Component data from apps and pages
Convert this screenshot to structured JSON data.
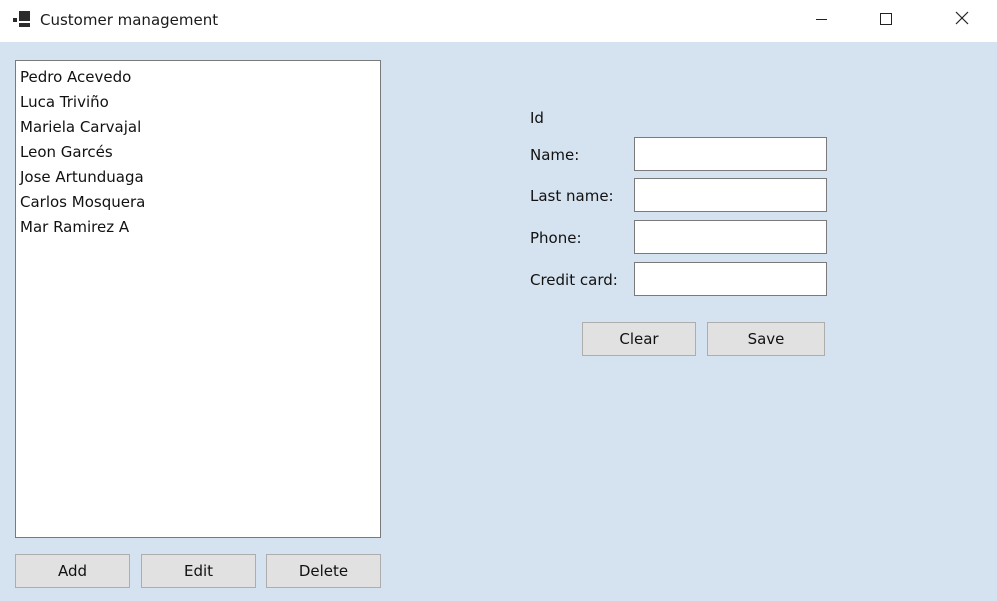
{
  "window": {
    "title": "Customer management",
    "icon": "app-window-icon",
    "controls": [
      "minimize-icon",
      "maximize-icon",
      "close-icon"
    ]
  },
  "customers": {
    "items": [
      "Pedro Acevedo",
      "Luca Triviño",
      "Mariela Carvajal",
      "Leon Garcés",
      "Jose Artunduaga",
      "Carlos Mosquera",
      "Mar Ramirez A"
    ]
  },
  "list_actions": {
    "add": "Add",
    "edit": "Edit",
    "delete": "Delete"
  },
  "form": {
    "id_label": "Id",
    "name_label": "Name:",
    "name_value": "",
    "last_name_label": "Last name:",
    "last_name_value": "",
    "phone_label": "Phone:",
    "phone_value": "",
    "credit_card_label": "Credit card:",
    "credit_card_value": "",
    "clear": "Clear",
    "save": "Save"
  },
  "colors": {
    "window_background": "#d5e3f0",
    "titlebar_background": "#ffffff",
    "button_background": "#e1e1e1"
  }
}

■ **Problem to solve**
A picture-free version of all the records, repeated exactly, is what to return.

■ **Answer for the task**
Convert this screenshot to structured JSON data.
{
  "window": {
    "title": "Customer management",
    "icon": "app-window-icon",
    "controls": [
      "minimize-icon",
      "maximize-icon",
      "close-icon"
    ]
  },
  "customers": {
    "items": [
      "Pedro Acevedo",
      "Luca Triviño",
      "Mariela Carvajal",
      "Leon Garcés",
      "Jose Artunduaga",
      "Carlos Mosquera",
      "Mar Ramirez A"
    ]
  },
  "list_actions": {
    "add": "Add",
    "edit": "Edit",
    "delete": "Delete"
  },
  "form": {
    "id_label": "Id",
    "name_label": "Name:",
    "name_value": "",
    "last_name_label": "Last name:",
    "last_name_value": "",
    "phone_label": "Phone:",
    "phone_value": "",
    "credit_card_label": "Credit card:",
    "credit_card_value": "",
    "clear": "Clear",
    "save": "Save"
  },
  "colors": {
    "window_background": "#d5e3f0",
    "titlebar_background": "#ffffff",
    "button_background": "#e1e1e1"
  }
}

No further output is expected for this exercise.